DaveE
Microwave: 3.3W
Really?

Edit: You mean when not cooking. What does it draw when cooking?

Really?

Edit: You mean when not cooking.
Yes, all of those were measured off or on standby except where noted. I think that's what the OP was after.
What does it draw when cooking?
1,665W give or take a couple.

Measuring an unloaded wall-wart will, I believe and as mentioned already, be totally dominated by power factor (reactive power), and I dare say full of power (both positive and 'negative' reactive) at odd harmonics too so you'd need a clever thing to measure it for sure.

Not sure where you are in the world, but making stuff for the EU (in China, most probably!) means it is probably cheaper to make ALL stuff the same way. So maybe worth considering look at some of the EU directives, or whatever accreditations are listed on it/them, to see what standards your wall warts might be designed to.

I believe there is one that says these have to be limited to less than 0.5W when not loaded, but can't find a specific detail that.

https://en.wikipedia.org/wiki/European_Ecodesign_Directive

anorlunda
I believe there is one that says these have to be limited to less than 0.5W when not loaded, but can't find a specific detail that.
The current (haha) no-load requirement is 0.1W. This only came into force in April 2020 but most suppliers (haha again) have been compliant for some time.

See page 2 of https://ec.europa.eu/energy/sites/e...019-2126_en_annexe_acte_autonome_part1_v3.pdf, linked from https://www.eceee.org/ecodesign/products/battery-chargers/.

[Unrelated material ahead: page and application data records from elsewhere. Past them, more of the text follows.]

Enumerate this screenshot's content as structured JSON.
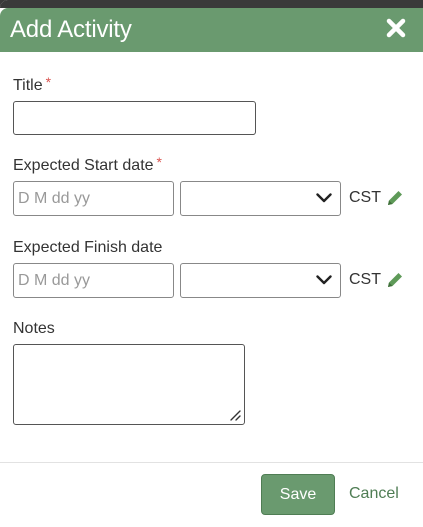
{
  "dialog": {
    "title": "Add Activity",
    "close_icon": "close-icon"
  },
  "fields": {
    "title": {
      "label": "Title",
      "required_mark": "*",
      "value": ""
    },
    "start": {
      "label": "Expected Start date",
      "required_mark": "*",
      "date_placeholder": "D M dd yy",
      "time_value": "",
      "timezone": "CST",
      "edit_icon": "pencil-icon"
    },
    "finish": {
      "label": "Expected Finish date",
      "date_placeholder": "D M dd yy",
      "time_value": "",
      "timezone": "CST",
      "edit_icon": "pencil-icon"
    },
    "notes": {
      "label": "Notes",
      "value": ""
    }
  },
  "footer": {
    "save_label": "Save",
    "cancel_label": "Cancel"
  },
  "colors": {
    "header": "#6a9a6f",
    "accent": "#4f7d54",
    "required": "#d9534f"
  }
}
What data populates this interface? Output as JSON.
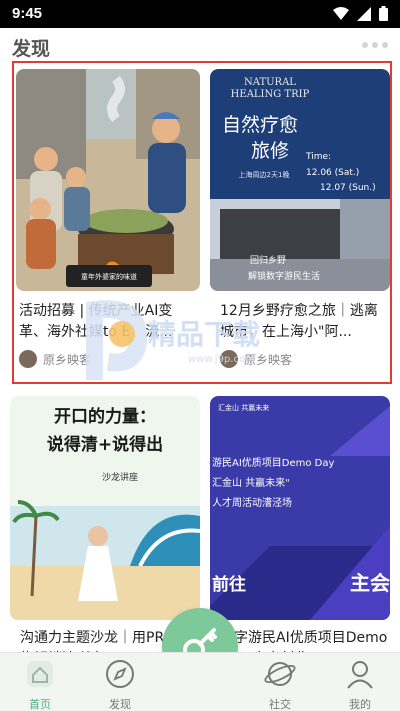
{
  "status_bar": {
    "time": "9:45",
    "icons": [
      "wifi-icon",
      "signal-icon",
      "battery-icon"
    ]
  },
  "header": {
    "title": "发现",
    "menu_icon": "more-icon"
  },
  "cards": [
    {
      "title": "活动招募 | 传统产业AI变革、海外社媒to B、流...",
      "author": "原乡映客",
      "image_text": "童年外婆家的味道"
    },
    {
      "title": "12月乡野疗愈之旅｜逃离城市，在上海小\"阿...",
      "author": "原乡映客",
      "image_text": {
        "en_title_1": "NATURAL",
        "en_title_2": "HEALING TRIP",
        "cn_title_1": "自然疗愈",
        "cn_title_2": "旅修",
        "subtitle": "上海周边2天1晚",
        "time_label": "Time:",
        "date_1": "12.06 (Sat.)",
        "date_2": "12.07 (Sun.)",
        "footer_1": "回归乡野",
        "footer_2": "解锁数字游民生活"
      }
    },
    {
      "title": "沟通力主题沙龙｜用PREP结构解锁清晰表...",
      "image_text": {
        "headline_1": "开口的力量：",
        "headline_2": "说得清+说得出",
        "sub": "沙龙讲座"
      }
    },
    {
      "title": "数字游民AI优质项目Demo Day 大丰创业...",
      "image_text": {
        "top": "汇金山 共赢未来",
        "line_1": "游民AI优质项目Demo Day",
        "line_2": "汇金山 共赢未来\"",
        "line_3": "人才周活动漕泾场",
        "bottom_left": "前往",
        "bottom_right": "主会"
      }
    }
  ],
  "watermark": {
    "text": "精品下载",
    "url": "www.j9p.com"
  },
  "bottom_nav": [
    {
      "label": "首页",
      "icon": "home-icon",
      "active": true
    },
    {
      "label": "发现",
      "icon": "compass-icon",
      "active": false
    },
    {
      "label": "社交",
      "icon": "planet-icon",
      "active": false
    },
    {
      "label": "我的",
      "icon": "user-icon",
      "active": false
    }
  ],
  "fab_icon": "key-icon",
  "colors": {
    "accent": "#4caf80",
    "fab": "#7dc99a",
    "highlight": "#e53935",
    "card_blue": "#1e3e78",
    "card_violet": "#3a3aa8"
  }
}
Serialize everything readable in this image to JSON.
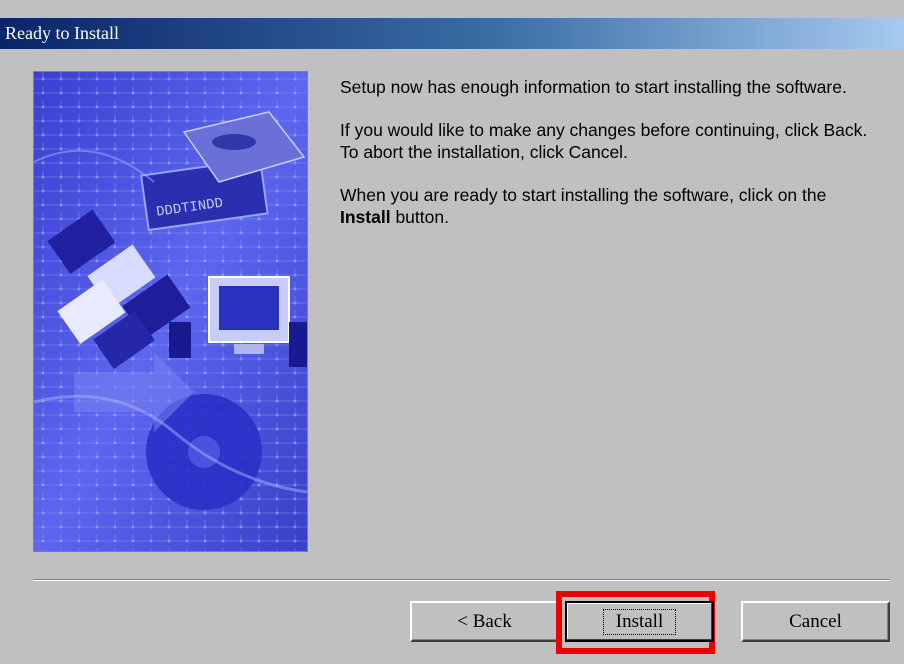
{
  "window": {
    "title": "Ready to Install"
  },
  "body": {
    "paragraph1": "Setup now has enough information to start installing the software.",
    "paragraph2": "If you would like to make any changes before continuing, click Back.  To abort the installation, click Cancel.",
    "paragraph3_before": "When you are ready to start installing the software, click on the ",
    "paragraph3_bold": "Install",
    "paragraph3_after": " button."
  },
  "buttons": {
    "back_label": "< Back",
    "install_label": "Install",
    "cancel_label": "Cancel"
  },
  "colors": {
    "titlebar_start": "#0a246a",
    "titlebar_end": "#a6caf0",
    "dialog_bg": "#c0c0c0",
    "highlight_box": "#ee0000"
  }
}
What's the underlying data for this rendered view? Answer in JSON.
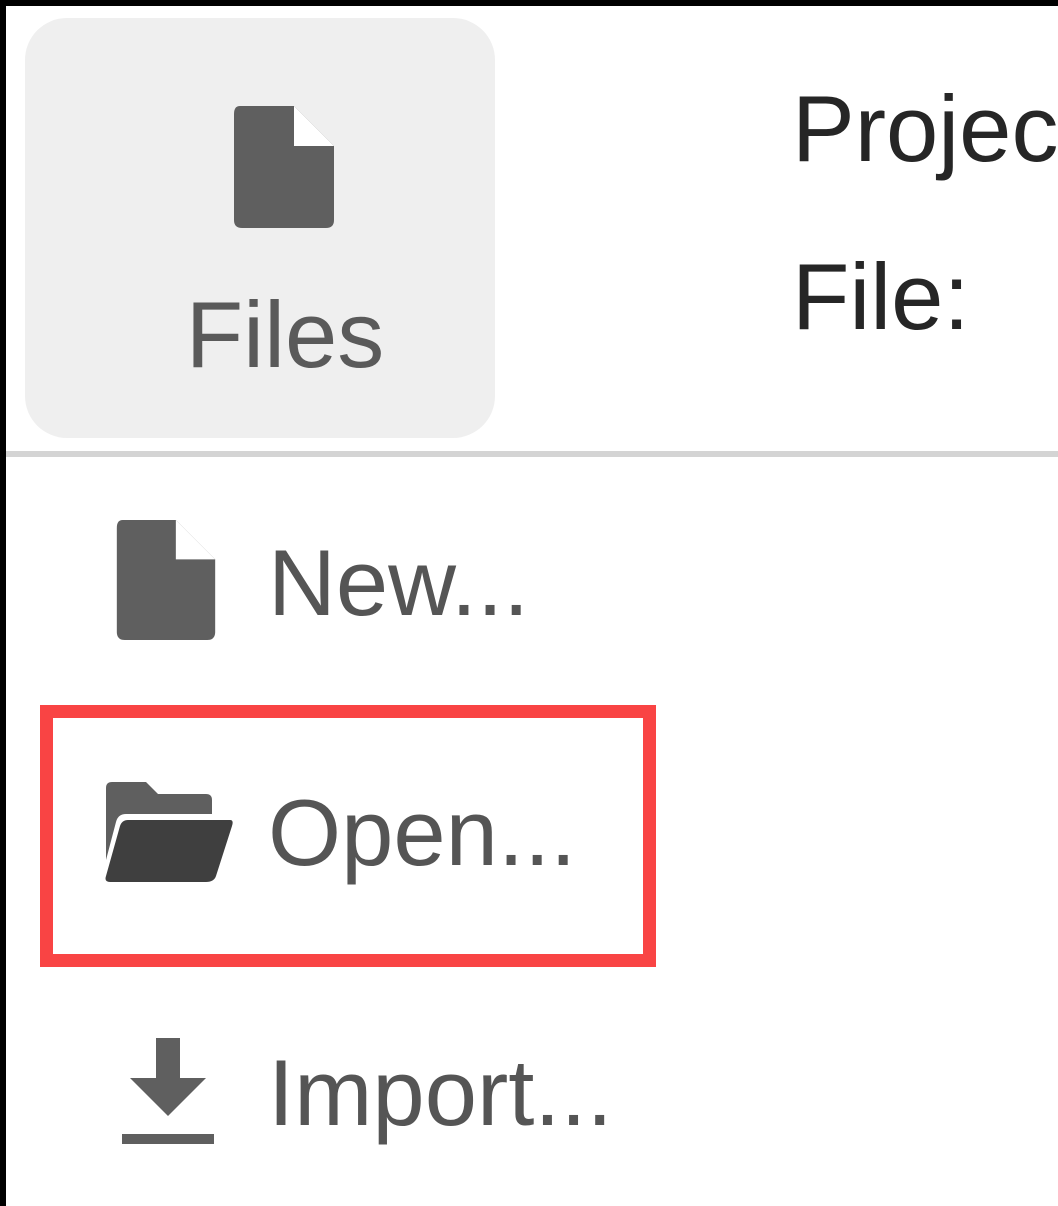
{
  "files_tab": {
    "label": "Files",
    "icon": "file-icon"
  },
  "project_info": {
    "project_label": "Projec",
    "file_label": "File:"
  },
  "menu": {
    "items": [
      {
        "label": "New...",
        "icon": "file-icon"
      },
      {
        "label": "Open...",
        "icon": "folder-open-icon"
      },
      {
        "label": "Import...",
        "icon": "download-icon"
      }
    ]
  },
  "colors": {
    "highlight": "#f94444",
    "icon": "#5f5f5f",
    "tab_background": "#efefef"
  }
}
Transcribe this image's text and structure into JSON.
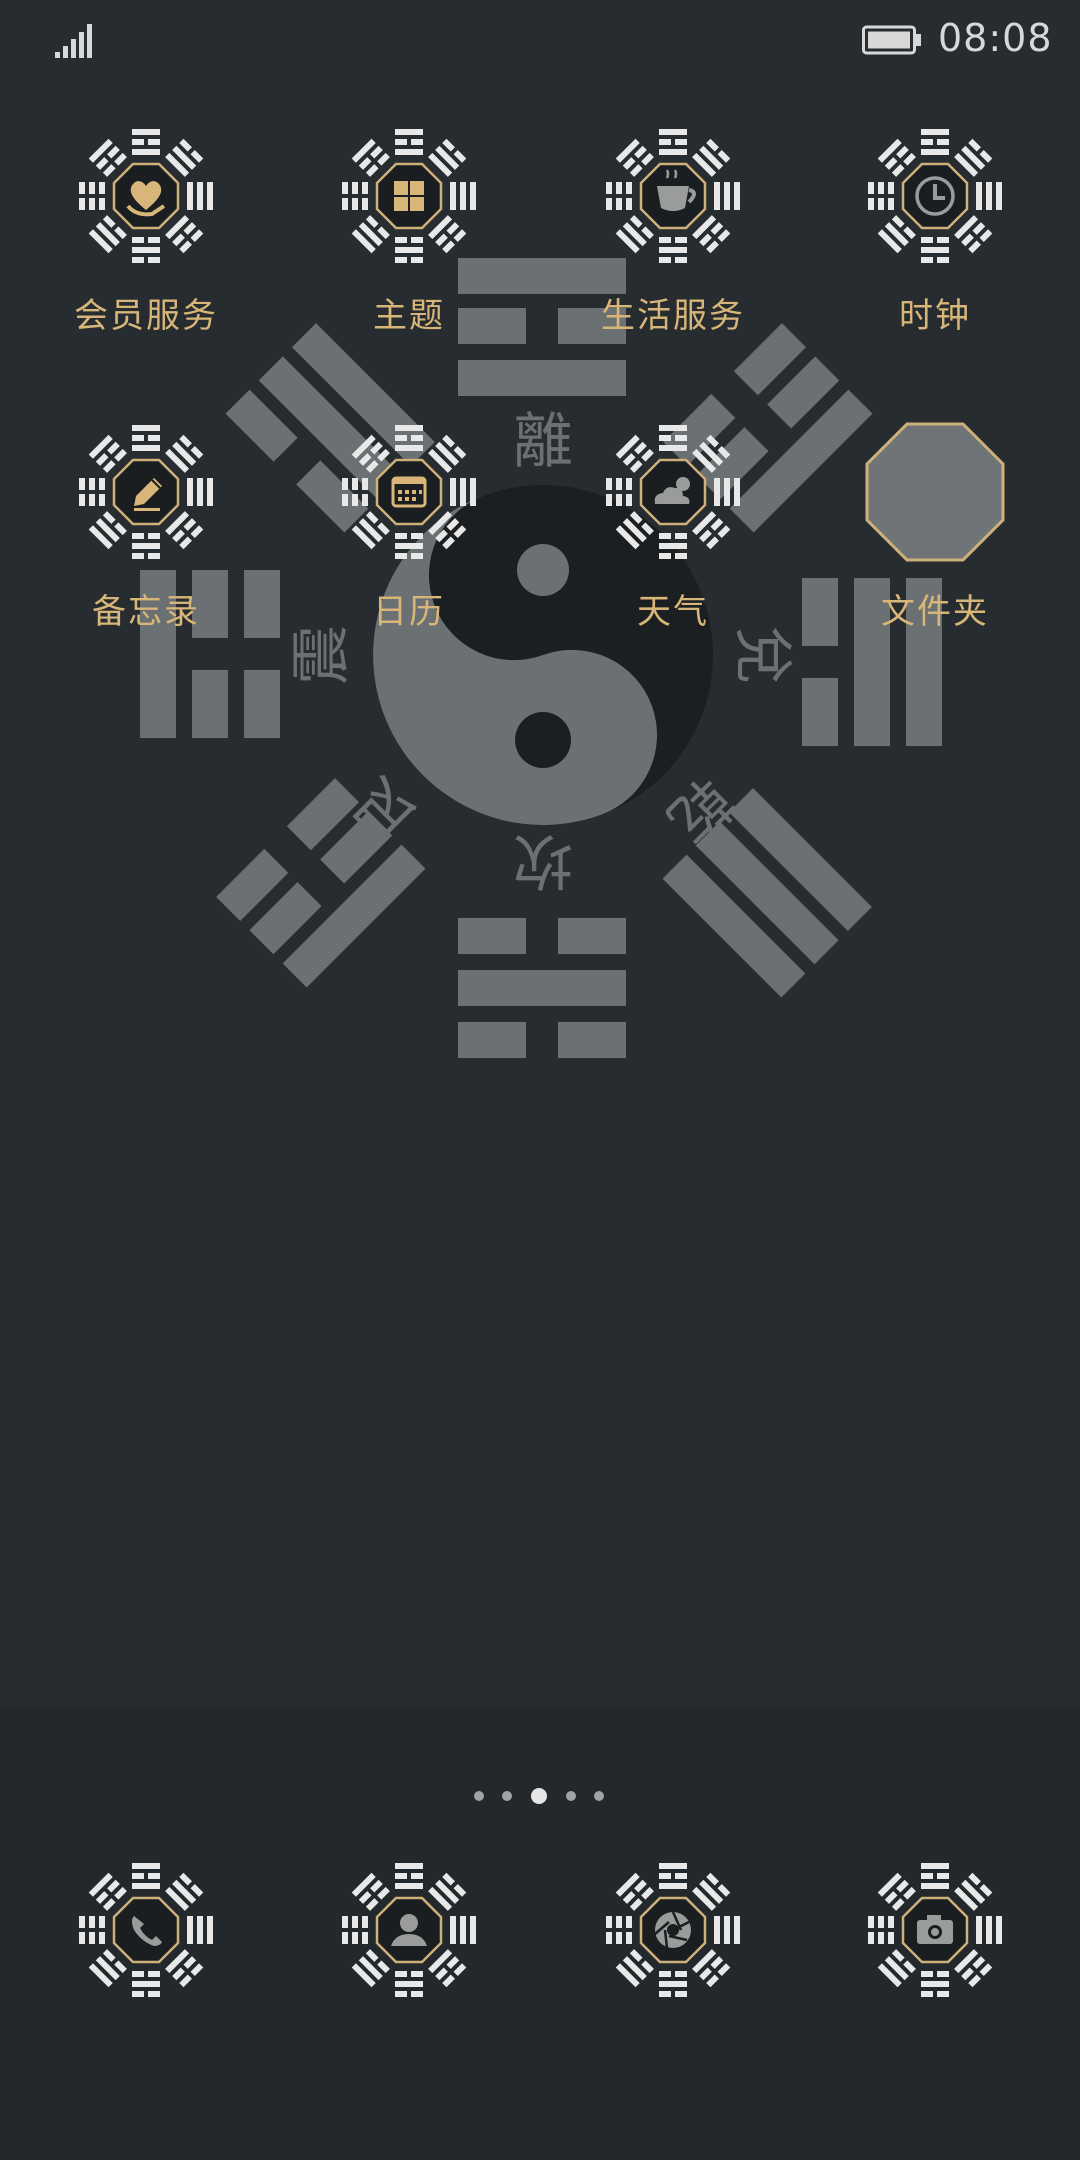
{
  "status_bar": {
    "time": "08:08",
    "signal_icon": "signal-icon",
    "battery_icon": "battery-icon"
  },
  "wallpaper": {
    "trigram_labels": [
      "離",
      "兌",
      "乾",
      "坎",
      "艮",
      "震"
    ],
    "colors": {
      "background": "#262c2f",
      "trigram": "#6b7073",
      "yin": "#1b1f21",
      "yang": "#6b7073"
    }
  },
  "apps": [
    {
      "label": "会员服务",
      "icon": "heart-hand-icon"
    },
    {
      "label": "主题",
      "icon": "grid-icon"
    },
    {
      "label": "生活服务",
      "icon": "teacup-icon"
    },
    {
      "label": "时钟",
      "icon": "clock-icon"
    },
    {
      "label": "备忘录",
      "icon": "pencil-icon"
    },
    {
      "label": "日历",
      "icon": "calendar-icon"
    },
    {
      "label": "天气",
      "icon": "weather-icon"
    },
    {
      "label": "文件夹",
      "icon": "folder-icon"
    }
  ],
  "page_indicator": {
    "count": 5,
    "active": 3
  },
  "dock": [
    {
      "icon": "phone-icon"
    },
    {
      "icon": "contacts-icon"
    },
    {
      "icon": "aperture-icon"
    },
    {
      "icon": "camera-icon"
    }
  ],
  "colors": {
    "accent": "#d8b679",
    "icon_bg": "#1a1e20",
    "trigram_white": "#e8e8e8"
  }
}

Edit: This is only in the EU of course (and the UK where the provisions of such regulations are still effective); in the US you are probably allowed to burn coal to power an iPhone
Further edit: it seems I was wrong about the US!

Last edited:
The current (haha) no-load requirement is 0.1W. This only came into force in April 2020 but most suppliers (haha again) have been compliant for some time.

Philosophically, I dislike government regulation. But this case seems to be a big exception.

In 2001, the power consumption of wall warts plus the standby power of things like televisions was at 6% of electricity consumption in the USA. Forecasts at the time said that it would grow to 15%. But government regulations turned all that around. The designs were changed drastically. Neither the manufacturers nor the consumers suffered much pain. On the contrary, compared to other technology changes, standby power efficiency was almost trivial, but the effect on electricity consumption was major. I must concede this as a triumph of regulation.

jim mcnamara, Merlin3189, russ_watters and 1 other person
...
In 2001, the power consumption of wall warts plus the standby power of things like televisions was at 6% of electricity consumption in the USA...
Is that actually true, I mean really actually true and not an urban myth?

Is there some solid, certified published reference for this?

All the thousands of heavy industry factories sucking up juice for aluminium smelting and such, even at a scale of millions of little gadgets, I do struggle to believe that.

6% of domestic consumption? Hmmm .. I still struggle a little but that might not be quite unbelievable.

The other thing to consider is whether 'waste' power is actually wasted. I mean, sure, if it is adding to excess heat, but adding 'waste' heat to a house that uses electric powered heating isn't really adding to the electricity consumption, if you see what I mean.